During my KWF year, we had a seminar with Richard Pound, an IOC bigwig and head of the World Anti-Doping Agency. We had lots of guests that night, mostly people from the university’s athletic community. He spoke about the upcoming Olympics and drug testing, and it was all very interesting. The discussion period skated off into sports in general, and kids and sports, and I said something like, “You know, I’d like my daughter to play sports, to get the good things out of it. The physical fitness, the leadership–”
I was interrupted by the coach of a major women’s sport at the U. “Excuse me,” she said, “but I haven’t seen a leader on my teams in more than 10 years.” She went on to explain: Today’s collegiate athlete was yesterday’s child athlete, and child athletics is, overwhelmingly, the parents’ game. When the coach was a child, she went on, you played sports by getting your ball and going around the neighborhood, knocking on doors and getting a team together. You made your own rules, decided whether the manhole cover was home base or out of bounds, and played together. You learned arbitration skills by being your own referees, leadership by being your own coaches. Organized competitions didn’t come until junior high.
“Today,” she went on, “my players have been dragged around by their parents starting in kindergarten. They’re very docile, but I have to tell them everything. When to warm up, when to cool down, when to get a drink of water, what uniform to wear. If I don’t, they just stand there. They have no idea how to take the initiative.”
When Kate was 5, I enrolled her in a summer soccer league. She seemed to enjoy it for a while, but when the novelty wore off, it was just drudgery. She liked to go to games because of the concession stand and her friends, but her attention wasn’t there. And who could blame her? It’s fun to run around kicking a ball with your friends. It’s no fun to play organized soccer, on a schedule, in blistering heat, when you’re 5. I decided not to enroll her for the fall season, and to let her tell me what — and whether — she wanted to play.
So far, we’re still in the run-through-the-sprinkler-and-ride-bikes phase. Fine with me.
Last summer, when I was editing sports copy, I handled a story about knee injuries in young women athletes. Apparently ACL tears are routine in high school now, and this is invariably chalked up to female anatomy — wider hips mean more stress on the knee’s lateral flexing. Female athletes past puberty, especially those in sports like soccer or basketball, must work out with weights to strengthen their quadriceps and hamstrings if they want to avoid ACL injuries.
I tried to think back to my own high school, which was no slouch in the girls-athletics department, and how many girls I remember going around on crutches. Can’t think of any, but my memory could be faulty.

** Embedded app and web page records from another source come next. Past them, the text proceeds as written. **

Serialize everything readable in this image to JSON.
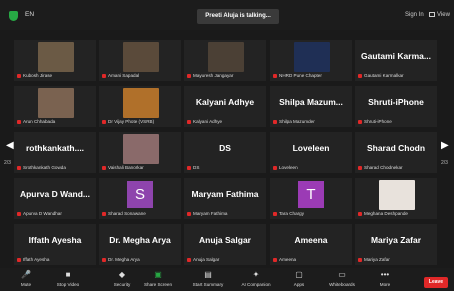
{
  "topbar": {
    "language": "EN",
    "talking": "Preeti Aluja is talking...",
    "sign_in": "Sign In",
    "view": "View"
  },
  "tiles": [
    {
      "label": "Kubosh Jirase",
      "big": "",
      "avatar_letter": "",
      "video": "#6b5a45"
    },
    {
      "label": "Amani Sapadal",
      "big": "",
      "avatar_letter": "",
      "video": "#5a4a3a"
    },
    {
      "label": "Mayuresh Jangayar",
      "big": "",
      "avatar_letter": "",
      "video": "#4b4035"
    },
    {
      "label": "NHRD Pune Chapter",
      "big": "",
      "avatar_letter": "",
      "video": "#1f2f55"
    },
    {
      "label": "Gautami Karmalkar",
      "big": "Gautami Karma...",
      "avatar_letter": "",
      "video": ""
    },
    {
      "label": "Arun Chhabada",
      "big": "",
      "avatar_letter": "",
      "video": "#7a6250"
    },
    {
      "label": "Dr Vijay Phote (VSRB)",
      "big": "",
      "avatar_letter": "",
      "video": "#b0702a"
    },
    {
      "label": "Kalyani Adhye",
      "big": "Kalyani Adhye",
      "avatar_letter": "",
      "video": ""
    },
    {
      "label": "Shilpa Mazumder",
      "big": "Shilpa Mazum...",
      "avatar_letter": "",
      "video": ""
    },
    {
      "label": "Shruti-iPhone",
      "big": "Shruti-iPhone",
      "avatar_letter": "",
      "video": ""
    },
    {
      "label": "Srothkankath Gowda",
      "big": "rothkankath....",
      "avatar_letter": "",
      "video": ""
    },
    {
      "label": "Vaishali Banorkar",
      "big": "",
      "avatar_letter": "",
      "video": "#8a6a6a"
    },
    {
      "label": "DS",
      "big": "DS",
      "avatar_letter": "",
      "video": ""
    },
    {
      "label": "Loveleen",
      "big": "Loveleen",
      "avatar_letter": "",
      "video": ""
    },
    {
      "label": "Sharad Chodnekar",
      "big": "Sharad Chodn",
      "avatar_letter": "",
      "video": ""
    },
    {
      "label": "Apurva D Wandhar",
      "big": "Apurva D Wand...",
      "avatar_letter": "",
      "video": ""
    },
    {
      "label": "Sharad Sonawane",
      "big": "",
      "avatar_letter": "S",
      "video": "#8e44ad"
    },
    {
      "label": "Maryam Fathima",
      "big": "Maryam Fathima",
      "avatar_letter": "",
      "video": ""
    },
    {
      "label": "Tara Chargy",
      "big": "",
      "avatar_letter": "T",
      "video": "#9b3bb5"
    },
    {
      "label": "Meghana Deshpande",
      "big": "",
      "avatar_letter": "",
      "video": "#e8e2dc"
    },
    {
      "label": "Iffath Ayesha",
      "big": "Iffath Ayesha",
      "avatar_letter": "",
      "video": ""
    },
    {
      "label": "Dr. Megha Arya",
      "big": "Dr. Megha Arya",
      "avatar_letter": "",
      "video": ""
    },
    {
      "label": "Anuja Salgar",
      "big": "Anuja Salgar",
      "avatar_letter": "",
      "video": ""
    },
    {
      "label": "Ameena",
      "big": "Ameena",
      "avatar_letter": "",
      "video": ""
    },
    {
      "label": "Mariya Zafar",
      "big": "Mariya Zafar",
      "avatar_letter": "",
      "video": ""
    }
  ],
  "pager": {
    "left": "2/3",
    "right": "2/3"
  },
  "toolbar": {
    "mute": "Mute",
    "stop_video": "Stop Video",
    "security": "Security",
    "share_screen": "Share Screen",
    "start_summary": "Start Summary",
    "ai_companion": "AI Companion",
    "apps": "Apps",
    "whiteboards": "Whiteboards",
    "more": "More",
    "leave": "Leave"
  },
  "colors": {
    "accent_green": "#27a844",
    "leave_red": "#e02828",
    "mute_red": "#e02828"
  }
}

Also last summer, when I was watching ESPN as part of my continuing education, I saw a piece on Tommy John surgery in players barely out of Little League. Tommy John surgery is named for the pitcher who first had the reconstructive elbow procedure — while he was a major leaguer. Pitchers whose voices were still changing said, “I’ll just have Tommy John if I have a problem.”
Now comes this New York Times piece today, on young athletes falling apart the way old athletes do — with injuries that only come from overuse. A sample passage:

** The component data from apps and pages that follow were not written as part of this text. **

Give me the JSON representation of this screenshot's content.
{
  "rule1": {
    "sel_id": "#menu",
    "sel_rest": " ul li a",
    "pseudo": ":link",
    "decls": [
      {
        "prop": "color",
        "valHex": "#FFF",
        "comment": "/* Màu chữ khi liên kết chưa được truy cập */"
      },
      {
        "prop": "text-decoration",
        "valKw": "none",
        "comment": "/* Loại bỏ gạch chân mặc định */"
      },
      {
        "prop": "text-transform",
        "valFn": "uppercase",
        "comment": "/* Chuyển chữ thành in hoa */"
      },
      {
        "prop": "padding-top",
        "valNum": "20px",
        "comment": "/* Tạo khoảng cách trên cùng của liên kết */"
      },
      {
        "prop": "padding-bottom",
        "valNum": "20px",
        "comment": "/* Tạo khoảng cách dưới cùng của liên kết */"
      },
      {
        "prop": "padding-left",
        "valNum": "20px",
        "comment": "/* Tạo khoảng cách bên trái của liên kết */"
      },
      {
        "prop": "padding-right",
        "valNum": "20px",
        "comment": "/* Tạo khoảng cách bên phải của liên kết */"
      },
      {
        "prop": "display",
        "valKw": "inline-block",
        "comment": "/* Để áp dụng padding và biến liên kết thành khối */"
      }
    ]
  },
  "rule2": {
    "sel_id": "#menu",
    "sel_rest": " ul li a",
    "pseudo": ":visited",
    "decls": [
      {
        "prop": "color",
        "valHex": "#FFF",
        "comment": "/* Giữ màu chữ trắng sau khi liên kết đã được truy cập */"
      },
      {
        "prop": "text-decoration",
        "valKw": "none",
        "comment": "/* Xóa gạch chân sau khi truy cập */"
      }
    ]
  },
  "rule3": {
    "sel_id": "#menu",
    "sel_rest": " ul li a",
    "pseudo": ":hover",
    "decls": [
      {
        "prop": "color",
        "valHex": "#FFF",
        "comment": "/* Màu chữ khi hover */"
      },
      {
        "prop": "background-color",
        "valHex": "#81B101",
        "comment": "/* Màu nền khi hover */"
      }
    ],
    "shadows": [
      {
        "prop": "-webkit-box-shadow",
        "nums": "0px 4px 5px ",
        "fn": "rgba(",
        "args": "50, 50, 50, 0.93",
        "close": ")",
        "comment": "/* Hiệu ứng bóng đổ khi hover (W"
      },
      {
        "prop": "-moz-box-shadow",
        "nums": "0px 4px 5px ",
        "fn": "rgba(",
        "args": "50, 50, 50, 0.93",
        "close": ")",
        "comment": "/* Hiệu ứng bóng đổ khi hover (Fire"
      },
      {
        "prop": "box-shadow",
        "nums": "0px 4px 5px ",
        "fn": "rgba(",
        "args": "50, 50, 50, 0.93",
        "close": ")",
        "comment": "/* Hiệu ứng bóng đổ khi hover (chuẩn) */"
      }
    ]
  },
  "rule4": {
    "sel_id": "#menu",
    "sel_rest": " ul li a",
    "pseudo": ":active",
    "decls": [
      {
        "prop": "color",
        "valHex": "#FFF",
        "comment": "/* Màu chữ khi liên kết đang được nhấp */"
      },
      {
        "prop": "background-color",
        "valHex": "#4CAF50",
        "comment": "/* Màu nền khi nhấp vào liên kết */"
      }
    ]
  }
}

In his office in Birmingham, Ala., Dr. Andrews hands the parents of new patients a piece of chalk and points to a blackboard in the corner.
“I say, ‘Write down when your child started playing his sport, how many teams he’s played for, what camps he went to, for how many years, what private instructors he’s seen, what championships he won, what his stats were, all that stuff,’ ” Dr. Andrews said. “Then I walk out of the room. I come back in and they’ve filled up the blackboard. They’re proud.
“And I say, ‘You all know why he’s here seeing me?’ And I point to the blackboard. That’s when the light bulb goes off.”
I think about what I’ve been reading about getting into good colleges, which used to reward what’s called “well-balanced” kids — smart, plays a sport or three and volunteers at the soup kitchen. Now, top schools want the “well-imbalanced” kid — smart enough, but an Olympic swimmer, and forget about volunteering, because you don’t have time when you’re an Olympic swimmer.
Overuse injuries, the NYT article points out, are not just because of too much time playing, but too much time playing just one sport, instead of running around with your friends playing soccer, football and baseball, all in one day.
Being “well-imbalanced,” that is — the Tiger Woods effect. All the chips on soccer, or basketball, or whatever.
I remember another story I handled last year, about a young basketball player whose team of adult “supporters” — which includes his parents, but also a minister, coaches and maybe even an agent, but I can’t remember — are grooming him to be drafted by the NBA either right out of high school or very soon after. They’re looking for a college that will help him achieve that goal, i.e., not finishing college.
I ask you.
Read the story.